## TO DO
The answer must be every line of the records below that holds the word "JSON".

#### INPUT RECORDS

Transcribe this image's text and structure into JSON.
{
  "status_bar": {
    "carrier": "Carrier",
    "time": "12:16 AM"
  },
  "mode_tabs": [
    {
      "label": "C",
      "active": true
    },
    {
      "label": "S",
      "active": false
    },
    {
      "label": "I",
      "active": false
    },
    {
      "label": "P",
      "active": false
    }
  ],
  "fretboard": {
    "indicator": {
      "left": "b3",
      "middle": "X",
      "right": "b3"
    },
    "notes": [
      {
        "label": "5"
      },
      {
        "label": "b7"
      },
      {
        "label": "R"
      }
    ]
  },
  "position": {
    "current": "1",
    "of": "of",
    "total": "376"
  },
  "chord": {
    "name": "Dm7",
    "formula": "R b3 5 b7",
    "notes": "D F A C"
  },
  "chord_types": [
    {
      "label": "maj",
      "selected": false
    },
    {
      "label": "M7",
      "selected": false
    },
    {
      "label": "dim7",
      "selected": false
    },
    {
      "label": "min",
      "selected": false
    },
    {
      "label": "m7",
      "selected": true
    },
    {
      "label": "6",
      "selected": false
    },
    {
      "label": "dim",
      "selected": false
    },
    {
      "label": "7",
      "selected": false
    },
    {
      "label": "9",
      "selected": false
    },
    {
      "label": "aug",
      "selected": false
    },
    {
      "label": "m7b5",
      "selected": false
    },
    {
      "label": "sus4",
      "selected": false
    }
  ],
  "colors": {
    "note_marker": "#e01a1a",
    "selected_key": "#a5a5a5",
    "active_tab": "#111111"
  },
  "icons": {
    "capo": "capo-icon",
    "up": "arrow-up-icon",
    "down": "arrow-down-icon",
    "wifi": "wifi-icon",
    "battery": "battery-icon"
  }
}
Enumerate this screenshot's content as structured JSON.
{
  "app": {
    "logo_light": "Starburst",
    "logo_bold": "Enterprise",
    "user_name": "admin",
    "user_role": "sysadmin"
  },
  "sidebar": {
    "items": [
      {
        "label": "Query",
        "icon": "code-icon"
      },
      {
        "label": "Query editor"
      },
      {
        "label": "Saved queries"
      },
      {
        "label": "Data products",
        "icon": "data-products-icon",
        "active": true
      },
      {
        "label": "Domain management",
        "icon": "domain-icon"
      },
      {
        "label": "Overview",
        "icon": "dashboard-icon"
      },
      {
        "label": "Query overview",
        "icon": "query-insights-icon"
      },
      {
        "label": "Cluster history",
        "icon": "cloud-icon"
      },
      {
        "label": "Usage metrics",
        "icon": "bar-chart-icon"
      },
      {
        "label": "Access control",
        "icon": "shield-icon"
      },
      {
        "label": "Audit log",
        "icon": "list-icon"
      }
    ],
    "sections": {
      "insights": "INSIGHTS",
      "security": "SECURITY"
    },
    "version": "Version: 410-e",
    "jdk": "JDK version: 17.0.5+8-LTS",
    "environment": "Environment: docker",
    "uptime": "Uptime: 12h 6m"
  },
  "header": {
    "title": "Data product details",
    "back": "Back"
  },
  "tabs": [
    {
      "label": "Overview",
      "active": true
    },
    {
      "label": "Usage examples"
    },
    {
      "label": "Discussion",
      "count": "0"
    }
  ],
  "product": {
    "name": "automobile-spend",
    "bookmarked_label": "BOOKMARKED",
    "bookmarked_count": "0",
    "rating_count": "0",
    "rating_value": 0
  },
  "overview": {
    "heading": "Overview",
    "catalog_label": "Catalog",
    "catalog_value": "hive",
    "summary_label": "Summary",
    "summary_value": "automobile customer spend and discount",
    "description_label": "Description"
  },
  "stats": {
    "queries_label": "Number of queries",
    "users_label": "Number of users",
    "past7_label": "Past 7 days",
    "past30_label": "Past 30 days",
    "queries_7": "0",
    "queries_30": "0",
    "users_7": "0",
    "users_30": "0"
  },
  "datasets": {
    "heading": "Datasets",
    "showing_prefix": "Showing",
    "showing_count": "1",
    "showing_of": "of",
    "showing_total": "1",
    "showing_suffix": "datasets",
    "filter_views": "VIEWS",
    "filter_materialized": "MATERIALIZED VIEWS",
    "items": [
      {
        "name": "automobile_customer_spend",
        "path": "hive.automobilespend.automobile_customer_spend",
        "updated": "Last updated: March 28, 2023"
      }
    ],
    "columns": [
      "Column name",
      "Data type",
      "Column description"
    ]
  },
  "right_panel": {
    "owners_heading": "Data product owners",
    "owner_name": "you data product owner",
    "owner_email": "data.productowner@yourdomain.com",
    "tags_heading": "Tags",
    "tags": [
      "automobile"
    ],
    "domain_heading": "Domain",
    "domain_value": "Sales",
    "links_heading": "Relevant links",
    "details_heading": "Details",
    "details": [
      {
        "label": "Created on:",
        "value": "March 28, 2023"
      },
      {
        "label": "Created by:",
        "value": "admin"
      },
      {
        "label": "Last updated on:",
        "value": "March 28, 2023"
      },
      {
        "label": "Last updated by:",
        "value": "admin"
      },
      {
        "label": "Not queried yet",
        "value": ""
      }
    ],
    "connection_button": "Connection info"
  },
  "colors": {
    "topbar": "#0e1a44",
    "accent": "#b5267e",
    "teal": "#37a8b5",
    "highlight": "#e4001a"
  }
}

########

## EXPECTED OUTPUT
Transcribe this image's text and structure into JSON.
Enumerate this screenshot's content as structured JSON.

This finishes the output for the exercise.